Retype each record below word for word. Leave the pictures out.

══ GIVEN DATA

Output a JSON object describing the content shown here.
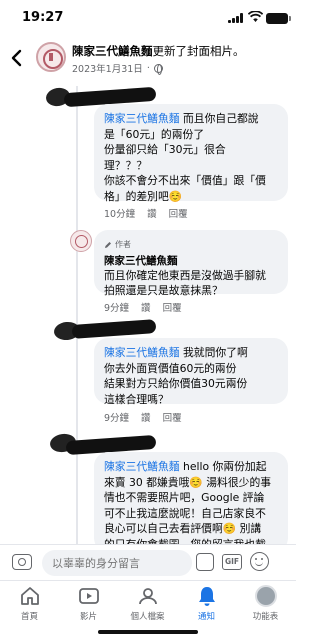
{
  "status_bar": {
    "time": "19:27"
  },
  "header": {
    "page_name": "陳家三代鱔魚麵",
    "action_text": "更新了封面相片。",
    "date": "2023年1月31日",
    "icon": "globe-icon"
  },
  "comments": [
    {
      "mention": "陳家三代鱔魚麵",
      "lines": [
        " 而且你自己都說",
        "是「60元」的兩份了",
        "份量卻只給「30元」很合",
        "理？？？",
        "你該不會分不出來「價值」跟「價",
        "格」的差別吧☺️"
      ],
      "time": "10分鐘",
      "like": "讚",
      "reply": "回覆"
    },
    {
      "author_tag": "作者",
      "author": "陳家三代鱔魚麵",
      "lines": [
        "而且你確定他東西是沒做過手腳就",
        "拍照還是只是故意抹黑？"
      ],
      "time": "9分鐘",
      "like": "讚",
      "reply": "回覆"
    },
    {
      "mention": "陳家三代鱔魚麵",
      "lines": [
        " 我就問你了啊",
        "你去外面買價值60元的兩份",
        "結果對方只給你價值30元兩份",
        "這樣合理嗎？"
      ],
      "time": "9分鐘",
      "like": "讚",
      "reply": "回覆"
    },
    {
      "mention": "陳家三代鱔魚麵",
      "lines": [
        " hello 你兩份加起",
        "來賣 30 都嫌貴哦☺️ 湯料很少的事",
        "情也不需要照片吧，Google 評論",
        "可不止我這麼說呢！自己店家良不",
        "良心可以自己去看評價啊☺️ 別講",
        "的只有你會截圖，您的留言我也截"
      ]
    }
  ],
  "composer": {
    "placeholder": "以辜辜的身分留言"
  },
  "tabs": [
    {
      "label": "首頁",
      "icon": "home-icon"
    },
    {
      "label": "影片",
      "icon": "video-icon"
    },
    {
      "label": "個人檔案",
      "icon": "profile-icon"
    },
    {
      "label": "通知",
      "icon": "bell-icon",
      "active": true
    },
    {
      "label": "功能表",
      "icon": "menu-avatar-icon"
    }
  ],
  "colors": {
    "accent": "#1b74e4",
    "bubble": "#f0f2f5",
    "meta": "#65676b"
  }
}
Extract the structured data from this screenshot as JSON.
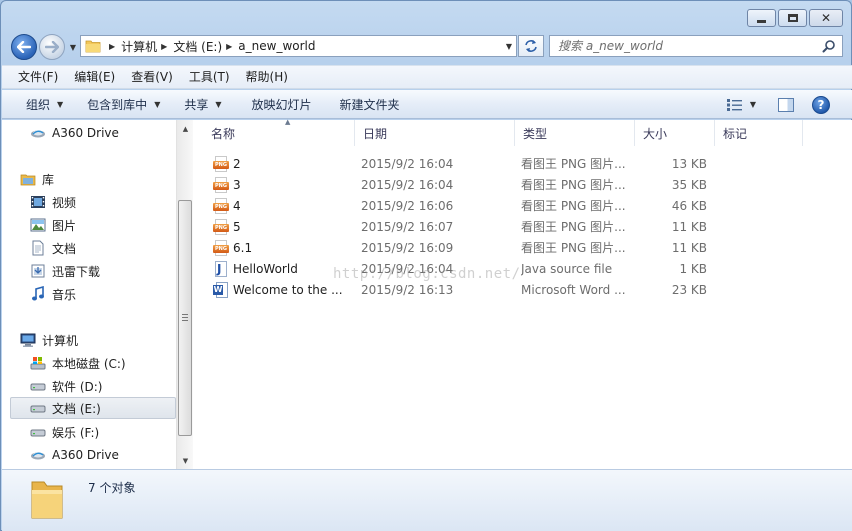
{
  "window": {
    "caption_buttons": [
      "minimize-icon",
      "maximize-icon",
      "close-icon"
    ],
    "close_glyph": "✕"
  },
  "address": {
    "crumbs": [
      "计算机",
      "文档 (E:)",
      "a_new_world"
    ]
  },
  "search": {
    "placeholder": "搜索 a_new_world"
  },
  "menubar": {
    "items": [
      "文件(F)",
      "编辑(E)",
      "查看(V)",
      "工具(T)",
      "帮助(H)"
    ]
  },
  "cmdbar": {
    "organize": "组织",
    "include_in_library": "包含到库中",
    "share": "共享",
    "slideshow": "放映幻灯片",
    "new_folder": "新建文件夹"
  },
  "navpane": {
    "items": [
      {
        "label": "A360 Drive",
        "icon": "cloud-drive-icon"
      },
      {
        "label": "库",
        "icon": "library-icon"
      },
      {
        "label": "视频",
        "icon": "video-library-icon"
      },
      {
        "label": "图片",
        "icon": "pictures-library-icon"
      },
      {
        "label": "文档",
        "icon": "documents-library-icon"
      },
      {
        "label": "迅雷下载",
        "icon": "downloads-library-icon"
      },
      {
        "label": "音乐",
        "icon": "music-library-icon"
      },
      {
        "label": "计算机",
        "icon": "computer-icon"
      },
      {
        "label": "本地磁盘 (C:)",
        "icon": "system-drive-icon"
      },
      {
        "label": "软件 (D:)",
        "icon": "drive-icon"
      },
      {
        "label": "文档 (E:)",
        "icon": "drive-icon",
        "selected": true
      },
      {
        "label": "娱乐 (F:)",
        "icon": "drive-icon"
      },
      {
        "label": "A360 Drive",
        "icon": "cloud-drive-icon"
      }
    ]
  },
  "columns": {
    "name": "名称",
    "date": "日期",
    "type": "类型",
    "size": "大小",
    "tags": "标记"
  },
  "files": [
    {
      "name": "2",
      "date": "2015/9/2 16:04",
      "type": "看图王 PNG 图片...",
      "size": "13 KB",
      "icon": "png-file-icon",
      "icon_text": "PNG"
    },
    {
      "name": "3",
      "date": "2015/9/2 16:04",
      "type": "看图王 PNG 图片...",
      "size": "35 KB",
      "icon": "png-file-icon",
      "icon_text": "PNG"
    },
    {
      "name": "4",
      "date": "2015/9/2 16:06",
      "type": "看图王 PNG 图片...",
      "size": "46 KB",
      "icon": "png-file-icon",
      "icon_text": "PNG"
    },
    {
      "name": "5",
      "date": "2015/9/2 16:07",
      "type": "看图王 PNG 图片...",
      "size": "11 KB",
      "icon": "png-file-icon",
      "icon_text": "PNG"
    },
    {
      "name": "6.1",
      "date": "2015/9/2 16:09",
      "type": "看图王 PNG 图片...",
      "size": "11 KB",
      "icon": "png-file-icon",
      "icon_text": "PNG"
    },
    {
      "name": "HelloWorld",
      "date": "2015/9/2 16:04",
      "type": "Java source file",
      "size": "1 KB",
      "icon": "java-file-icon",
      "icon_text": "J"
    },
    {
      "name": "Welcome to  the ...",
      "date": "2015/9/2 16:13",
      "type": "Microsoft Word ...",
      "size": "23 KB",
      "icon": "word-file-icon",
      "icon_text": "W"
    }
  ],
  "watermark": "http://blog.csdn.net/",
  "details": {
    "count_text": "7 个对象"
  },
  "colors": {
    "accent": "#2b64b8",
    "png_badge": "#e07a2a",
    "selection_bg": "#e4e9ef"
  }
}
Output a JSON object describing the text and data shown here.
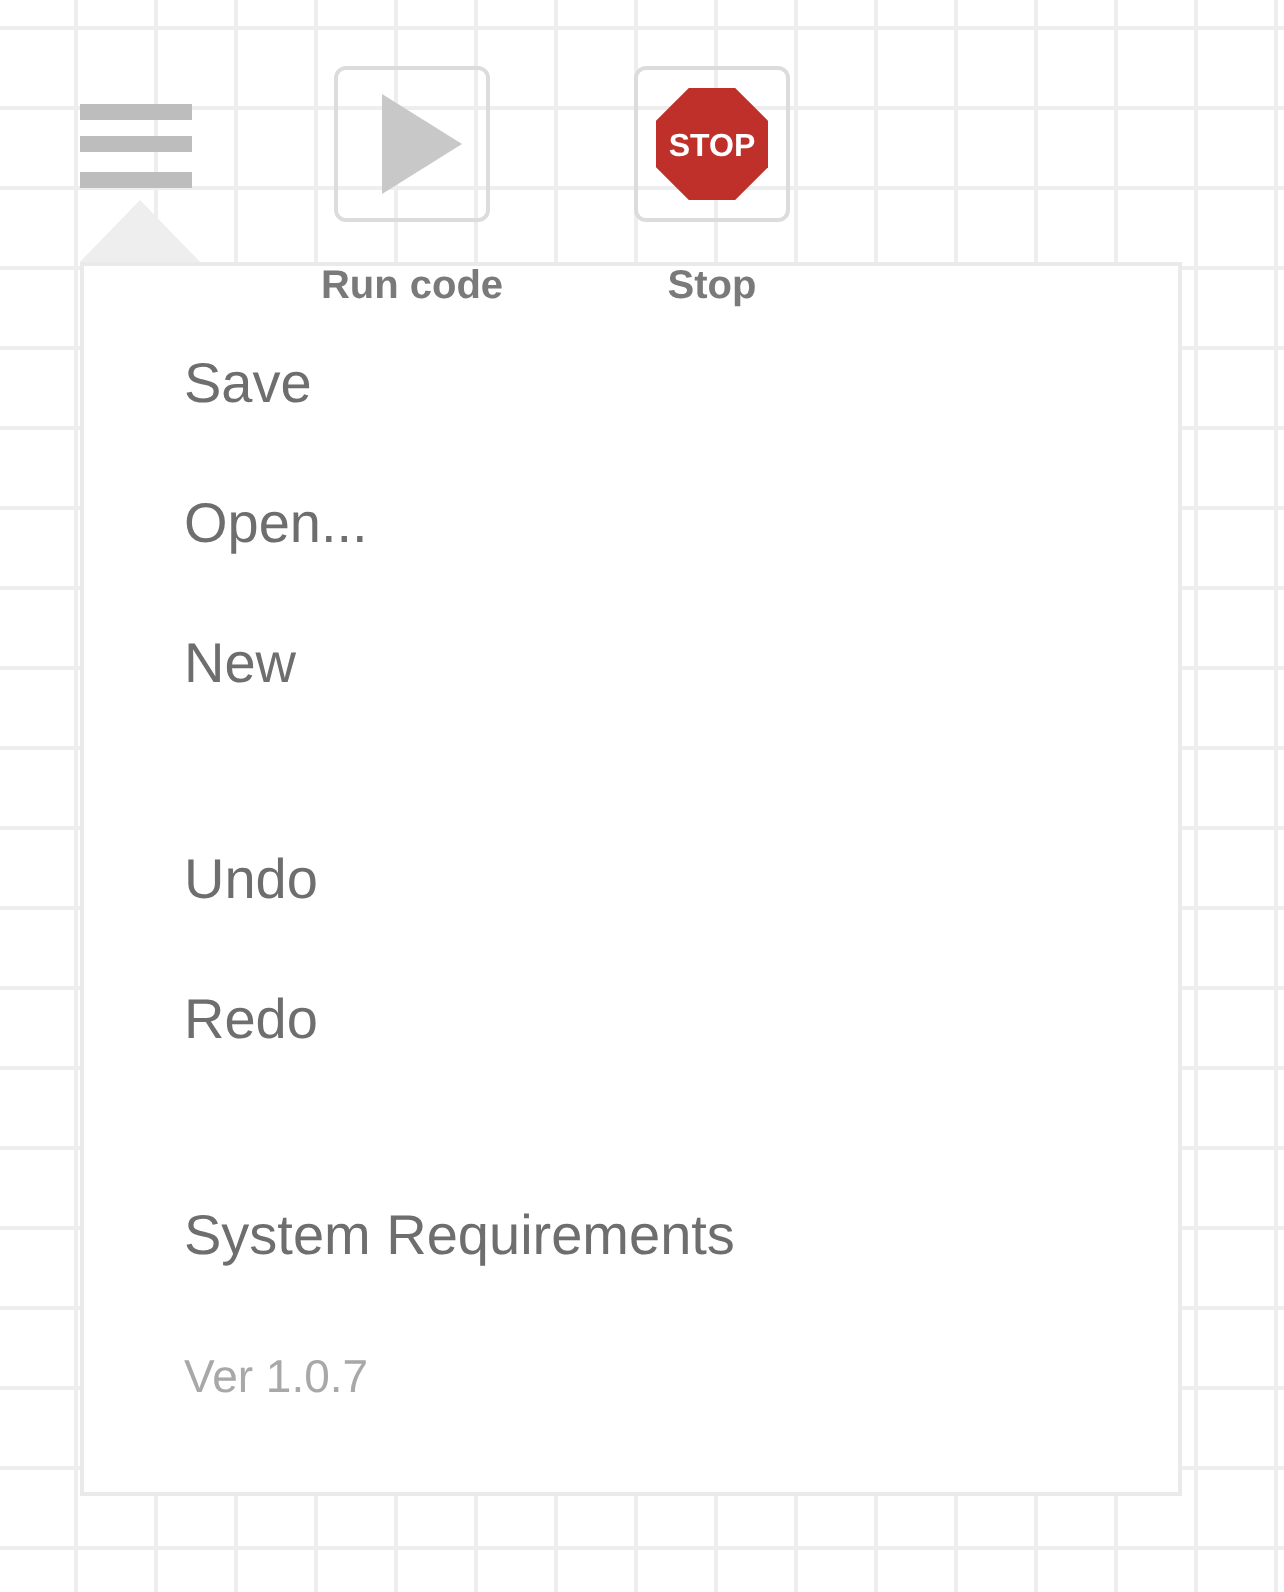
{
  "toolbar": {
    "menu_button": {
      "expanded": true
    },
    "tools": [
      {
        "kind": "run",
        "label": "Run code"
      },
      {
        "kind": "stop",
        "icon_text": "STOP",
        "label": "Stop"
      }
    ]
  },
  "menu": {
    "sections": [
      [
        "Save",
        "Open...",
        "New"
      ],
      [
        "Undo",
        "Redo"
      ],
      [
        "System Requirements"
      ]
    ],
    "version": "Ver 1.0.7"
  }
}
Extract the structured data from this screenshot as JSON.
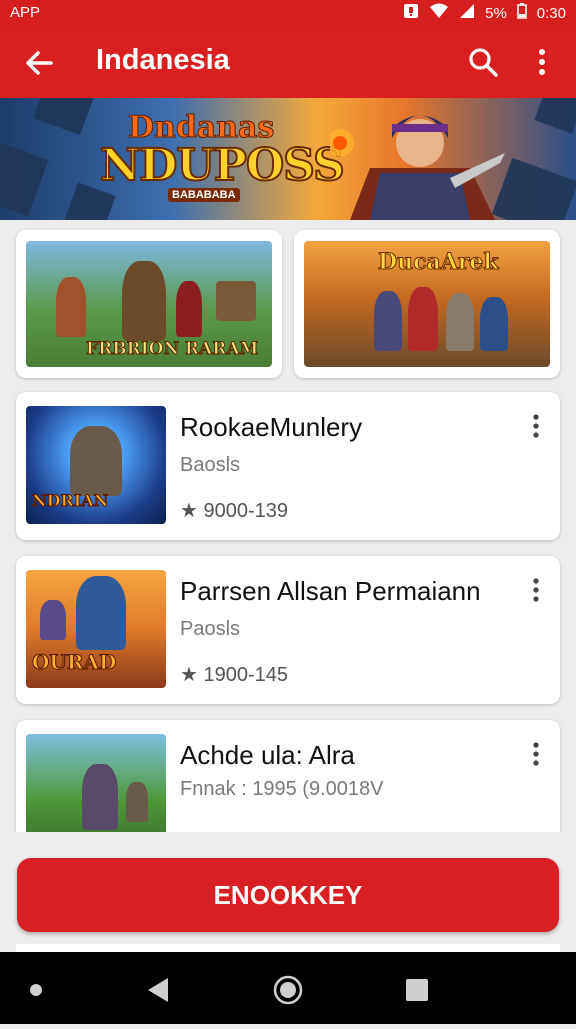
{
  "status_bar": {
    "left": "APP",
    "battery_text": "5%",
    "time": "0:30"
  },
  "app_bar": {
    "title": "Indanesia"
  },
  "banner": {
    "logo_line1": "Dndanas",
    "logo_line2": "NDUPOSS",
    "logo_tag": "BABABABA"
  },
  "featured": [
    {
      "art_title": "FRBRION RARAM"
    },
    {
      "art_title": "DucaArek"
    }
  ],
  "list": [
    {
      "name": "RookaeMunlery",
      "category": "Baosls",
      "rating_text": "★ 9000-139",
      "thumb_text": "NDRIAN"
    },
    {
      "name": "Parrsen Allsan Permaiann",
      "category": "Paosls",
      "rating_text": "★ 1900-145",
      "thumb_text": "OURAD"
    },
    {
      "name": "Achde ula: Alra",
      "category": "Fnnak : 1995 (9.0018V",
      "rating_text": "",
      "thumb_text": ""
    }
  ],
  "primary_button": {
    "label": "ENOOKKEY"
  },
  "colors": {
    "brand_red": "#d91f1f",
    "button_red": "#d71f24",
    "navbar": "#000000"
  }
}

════

## [WRITTEN RESPONSE]
Output a JSON object describing the content shown here.
{
  "status_bar": {
    "time": "19:27"
  },
  "header": {
    "page_name": "陳家三代鱔魚麵",
    "action_text": "更新了封面相片。",
    "date": "2023年1月31日",
    "icon": "globe-icon"
  },
  "comments": [
    {
      "mention": "陳家三代鱔魚麵",
      "lines": [
        " 而且你自己都說",
        "是「60元」的兩份了",
        "份量卻只給「30元」很合",
        "理？？？",
        "你該不會分不出來「價值」跟「價",
        "格」的差別吧☺️"
      ],
      "time": "10分鐘",
      "like": "讚",
      "reply": "回覆"
    },
    {
      "author_tag": "作者",
      "author": "陳家三代鱔魚麵",
      "lines": [
        "而且你確定他東西是沒做過手腳就",
        "拍照還是只是故意抹黑？"
      ],
      "time": "9分鐘",
      "like": "讚",
      "reply": "回覆"
    },
    {
      "mention": "陳家三代鱔魚麵",
      "lines": [
        " 我就問你了啊",
        "你去外面買價值60元的兩份",
        "結果對方只給你價值30元兩份",
        "這樣合理嗎？"
      ],
      "time": "9分鐘",
      "like": "讚",
      "reply": "回覆"
    },
    {
      "mention": "陳家三代鱔魚麵",
      "lines": [
        " hello 你兩份加起",
        "來賣 30 都嫌貴哦☺️ 湯料很少的事",
        "情也不需要照片吧，Google 評論",
        "可不止我這麼說呢！自己店家良不",
        "良心可以自己去看評價啊☺️ 別講",
        "的只有你會截圖，您的留言我也截"
      ]
    }
  ],
  "composer": {
    "placeholder": "以辜辜的身分留言"
  },
  "tabs": [
    {
      "label": "首頁",
      "icon": "home-icon"
    },
    {
      "label": "影片",
      "icon": "video-icon"
    },
    {
      "label": "個人檔案",
      "icon": "profile-icon"
    },
    {
      "label": "通知",
      "icon": "bell-icon",
      "active": true
    },
    {
      "label": "功能表",
      "icon": "menu-avatar-icon"
    }
  ],
  "colors": {
    "accent": "#1b74e4",
    "bubble": "#f0f2f5",
    "meta": "#65676b"
  }
}
Extract the structured data from this screenshot as JSON.
{
  "window": {
    "caption_buttons": [
      "minimize-icon",
      "maximize-icon",
      "close-icon"
    ],
    "close_glyph": "✕"
  },
  "address": {
    "crumbs": [
      "计算机",
      "文档 (E:)",
      "a_new_world"
    ]
  },
  "search": {
    "placeholder": "搜索 a_new_world"
  },
  "menubar": {
    "items": [
      "文件(F)",
      "编辑(E)",
      "查看(V)",
      "工具(T)",
      "帮助(H)"
    ]
  },
  "cmdbar": {
    "organize": "组织",
    "include_in_library": "包含到库中",
    "share": "共享",
    "slideshow": "放映幻灯片",
    "new_folder": "新建文件夹"
  },
  "navpane": {
    "items": [
      {
        "label": "A360 Drive",
        "icon": "cloud-drive-icon"
      },
      {
        "label": "库",
        "icon": "library-icon"
      },
      {
        "label": "视频",
        "icon": "video-library-icon"
      },
      {
        "label": "图片",
        "icon": "pictures-library-icon"
      },
      {
        "label": "文档",
        "icon": "documents-library-icon"
      },
      {
        "label": "迅雷下载",
        "icon": "downloads-library-icon"
      },
      {
        "label": "音乐",
        "icon": "music-library-icon"
      },
      {
        "label": "计算机",
        "icon": "computer-icon"
      },
      {
        "label": "本地磁盘 (C:)",
        "icon": "system-drive-icon"
      },
      {
        "label": "软件 (D:)",
        "icon": "drive-icon"
      },
      {
        "label": "文档 (E:)",
        "icon": "drive-icon",
        "selected": true
      },
      {
        "label": "娱乐 (F:)",
        "icon": "drive-icon"
      },
      {
        "label": "A360 Drive",
        "icon": "cloud-drive-icon"
      }
    ]
  },
  "columns": {
    "name": "名称",
    "date": "日期",
    "type": "类型",
    "size": "大小",
    "tags": "标记"
  },
  "files": [
    {
      "name": "2",
      "date": "2015/9/2 16:04",
      "type": "看图王 PNG 图片...",
      "size": "13 KB",
      "icon": "png-file-icon",
      "icon_text": "PNG"
    },
    {
      "name": "3",
      "date": "2015/9/2 16:04",
      "type": "看图王 PNG 图片...",
      "size": "35 KB",
      "icon": "png-file-icon",
      "icon_text": "PNG"
    },
    {
      "name": "4",
      "date": "2015/9/2 16:06",
      "type": "看图王 PNG 图片...",
      "size": "46 KB",
      "icon": "png-file-icon",
      "icon_text": "PNG"
    },
    {
      "name": "5",
      "date": "2015/9/2 16:07",
      "type": "看图王 PNG 图片...",
      "size": "11 KB",
      "icon": "png-file-icon",
      "icon_text": "PNG"
    },
    {
      "name": "6.1",
      "date": "2015/9/2 16:09",
      "type": "看图王 PNG 图片...",
      "size": "11 KB",
      "icon": "png-file-icon",
      "icon_text": "PNG"
    },
    {
      "name": "HelloWorld",
      "date": "2015/9/2 16:04",
      "type": "Java source file",
      "size": "1 KB",
      "icon": "java-file-icon",
      "icon_text": "J"
    },
    {
      "name": "Welcome to  the ...",
      "date": "2015/9/2 16:13",
      "type": "Microsoft Word ...",
      "size": "23 KB",
      "icon": "word-file-icon",
      "icon_text": "W"
    }
  ],
  "watermark": "http://blog.csdn.net/",
  "details": {
    "count_text": "7 个对象"
  },
  "colors": {
    "accent": "#2b64b8",
    "png_badge": "#e07a2a",
    "selection_bg": "#e4e9ef"
  }
}
Output a JSON object describing the text and data shown here.
{
  "toolbar": {
    "menu_button": {
      "expanded": true
    },
    "tools": [
      {
        "kind": "run",
        "label": "Run code"
      },
      {
        "kind": "stop",
        "icon_text": "STOP",
        "label": "Stop"
      }
    ]
  },
  "menu": {
    "sections": [
      [
        "Save",
        "Open...",
        "New"
      ],
      [
        "Undo",
        "Redo"
      ],
      [
        "System Requirements"
      ]
    ],
    "version": "Ver 1.0.7"
  }
}
Extract the structured data from this screenshot as JSON.
{
  "status_bar": {
    "left": "APP",
    "battery_text": "5%",
    "time": "0:30"
  },
  "app_bar": {
    "title": "Indanesia"
  },
  "banner": {
    "logo_line1": "Dndanas",
    "logo_line2": "NDUPOSS",
    "logo_tag": "BABABABA"
  },
  "featured": [
    {
      "art_title": "FRBRION RARAM"
    },
    {
      "art_title": "DucaArek"
    }
  ],
  "list": [
    {
      "name": "RookaeMunlery",
      "category": "Baosls",
      "rating_text": "★ 9000-139",
      "thumb_text": "NDRIAN"
    },
    {
      "name": "Parrsen Allsan Permaiann",
      "category": "Paosls",
      "rating_text": "★ 1900-145",
      "thumb_text": "OURAD"
    },
    {
      "name": "Achde ula: Alra",
      "category": "Fnnak : 1995 (9.0018V",
      "rating_text": "",
      "thumb_text": ""
    }
  ],
  "primary_button": {
    "label": "ENOOKKEY"
  },
  "colors": {
    "brand_red": "#d91f1f",
    "button_red": "#d71f24",
    "navbar": "#000000"
  }
}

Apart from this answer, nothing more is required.